The Government established the Wage Subsidy Scheme, which ensured employees continued to be paid in the aftermath of the February earthquake. The Scheme was operational six days after the earthquake, and $53 million was paid in the first week. By the end of June 2011, 20,000 employers and 50,000 employees had received a combined total of $202 million.

The Student Army shovelling silt from Christchurch streets.People and volunteer organisations from around Canterbury responded immediately to help those affected. They provided emergency supplies, funds and practical support, such as shovelling contaminated silt off the streets and supplying water to homes.

There was an outpouring of generosity from people around New Zealand and overseas. The New Zealand Red Cross Earthquake Appeal alone raised $128 million, while the Christchurch Earthquake Appeal launched by Prime Minister John Key raised nearly $100 million. Many community groups and organisations ran their own fundraising campaigns, and thousands of people volunteered their time and skills.

This support contributed to the many initiatives encouraging people in Canterbury to prioritise their health and wellbeing during the recovery process.

The Summer of Fun events are an example. They have brought people together annually since 2012. Funded and coordinated by central and local government, churches and the YMCA, it has hosted 200 events and attracted 37,500 people. Another example is the Christchurch City Council’s ‘Share an Idea’ campaign. This facilitated a conversation with the greater Christchurch community to share ideas on how they wanted their central city to be redeveloped. A number of these ideas have been implemented, including the inner-city Margaret Mahy Family Playground.

When it came to rebuilding Christchurch, there was no roadmap that could be followed for an event of this scale. While this made recovery difficult, it also encouraged positive innovation across all sectors.

Evidence of innovation can be seen throughout greater Christchurch. One example is SCIRT (The Stronger Christchurch Infrastructure Rebuild Team), which brought together public and private sector organisations to rebuild the horizontal infrastructure in Christchurch. These alliances encouraged innovation and value for money, with all partners having the shared goal of working together to provide the best result for the city.

The Re:START container mall which opened in October 2011 and is now a popular tourist attraction.The Re:START container mall is another example. It has become a popular tourist attraction and is credited with helping make Christchurch number six in the Lonely Planet guide to the ‘must visit’ places in the world.

The novel container mall was set up to bring people back to the city before new buildings were developed. It has grown steadily since it opened in October 2011, with more than 50 businesses, regular market stalls, street performers and buskers.

The EQ Recovery Learning website has been developed to support others faced with rebuilding their city and lives following an earthquake. The website has been divided into five common themes that are useful to consider when working in recovery.

Understanding the Recovery Context

The unique challenges in recovery are many. Some examples include: psychosocial impacts, population movements, workforce resilience, phases of recovery, and scaling up and down. The constant change and uncertainty is challenging for everyone.

Leadership and Governance

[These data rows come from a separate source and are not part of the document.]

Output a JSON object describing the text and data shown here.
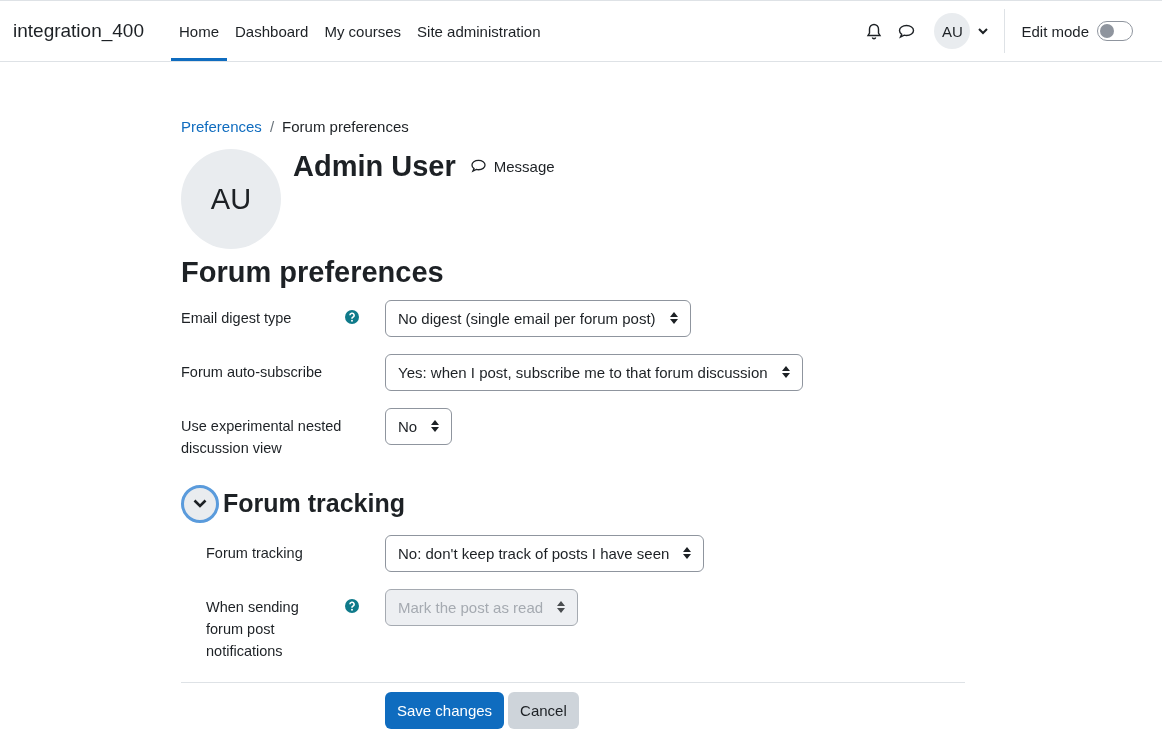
{
  "site_name": "integration_400",
  "nav": [
    {
      "label": "Home",
      "selected": true
    },
    {
      "label": "Dashboard",
      "selected": false
    },
    {
      "label": "My courses",
      "selected": false
    },
    {
      "label": "Site administration",
      "selected": false
    }
  ],
  "user_menu": {
    "initials": "AU"
  },
  "edit_mode": {
    "label": "Edit mode",
    "on": false
  },
  "breadcrumb_separator": "/",
  "breadcrumb": [
    {
      "label": "Preferences",
      "link": true
    },
    {
      "label": "Forum preferences",
      "link": false
    }
  ],
  "profile": {
    "initials": "AU",
    "name": "Admin User",
    "message": "Message"
  },
  "page_title": "Forum preferences",
  "fields": [
    {
      "label": "Email digest type",
      "help": true,
      "value": "No digest (single email per forum post)",
      "disabled": false
    },
    {
      "label": "Forum auto-subscribe",
      "help": false,
      "value": "Yes: when I post, subscribe me to that forum discussion",
      "disabled": false
    },
    {
      "label": "Use experimental nested discussion view",
      "help": false,
      "value": "No",
      "disabled": false
    }
  ],
  "section": {
    "title": "Forum tracking",
    "expanded": true,
    "fields": [
      {
        "label": "Forum tracking",
        "help": false,
        "value": "No: don't keep track of posts I have seen",
        "disabled": false
      },
      {
        "label": "When sending forum post notifications",
        "help": true,
        "value": "Mark the post as read",
        "disabled": true
      }
    ]
  },
  "buttons": [
    {
      "label": "Save changes",
      "kind": "primary"
    },
    {
      "label": "Cancel",
      "kind": "secondary"
    }
  ]
}
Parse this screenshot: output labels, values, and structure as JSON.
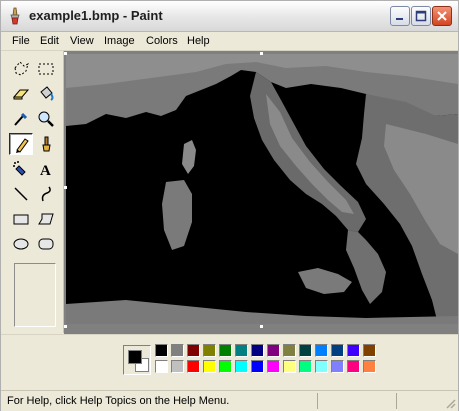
{
  "window": {
    "title": "example1.bmp - Paint"
  },
  "menu": {
    "items": [
      "File",
      "Edit",
      "View",
      "Image",
      "Colors",
      "Help"
    ]
  },
  "toolbox": {
    "tools": [
      "free-form-select-icon",
      "select-icon",
      "eraser-icon",
      "fill-with-color-icon",
      "pick-color-icon",
      "magnifier-icon",
      "pencil-icon",
      "brush-icon",
      "airbrush-icon",
      "text-icon",
      "line-icon",
      "curve-icon",
      "rectangle-icon",
      "polygon-icon",
      "ellipse-icon",
      "rounded-rectangle-icon"
    ],
    "active_tool": "pencil-icon",
    "text_tool_label": "A"
  },
  "colors": {
    "foreground": "#000000",
    "background": "#ffffff",
    "palette_top": [
      "#000000",
      "#808080",
      "#800000",
      "#808000",
      "#008000",
      "#008080",
      "#000080",
      "#800080",
      "#808040",
      "#004040",
      "#0080ff",
      "#004080",
      "#4000ff",
      "#804000"
    ],
    "palette_bottom": [
      "#ffffff",
      "#c0c0c0",
      "#ff0000",
      "#ffff00",
      "#00ff00",
      "#00ffff",
      "#0000ff",
      "#ff00ff",
      "#ffff80",
      "#00ff80",
      "#80ffff",
      "#8080ff",
      "#ff0080",
      "#ff8040"
    ]
  },
  "status": {
    "text": "For Help, click Help Topics on the Help Menu."
  }
}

Leadership in recovery is different. It is chaotic and exhausting where black and white becomes many shades of grey. Many rise to the occasion and take on leadership roles to help their communities. Good governance provides clarity in chaos for setting the direction for the future.

Resource Allocation

Resource Allocation sounds simple but is often complex with sensitive trade-offs required. It’s about how we are able to plan, prioritise and mobilise resources in recovery.

Communication and Community Engagement

Traditional communication is not enough. The foundation for open and honest partnerships with communities comes from engagement, meaningful and regular communication.

Conditions for Innovation

A disaster has destroyed the box so you have to think outside it. There is a unique chemistry of circumstance that supports new thinking and ways of doing things.

Explore these themes.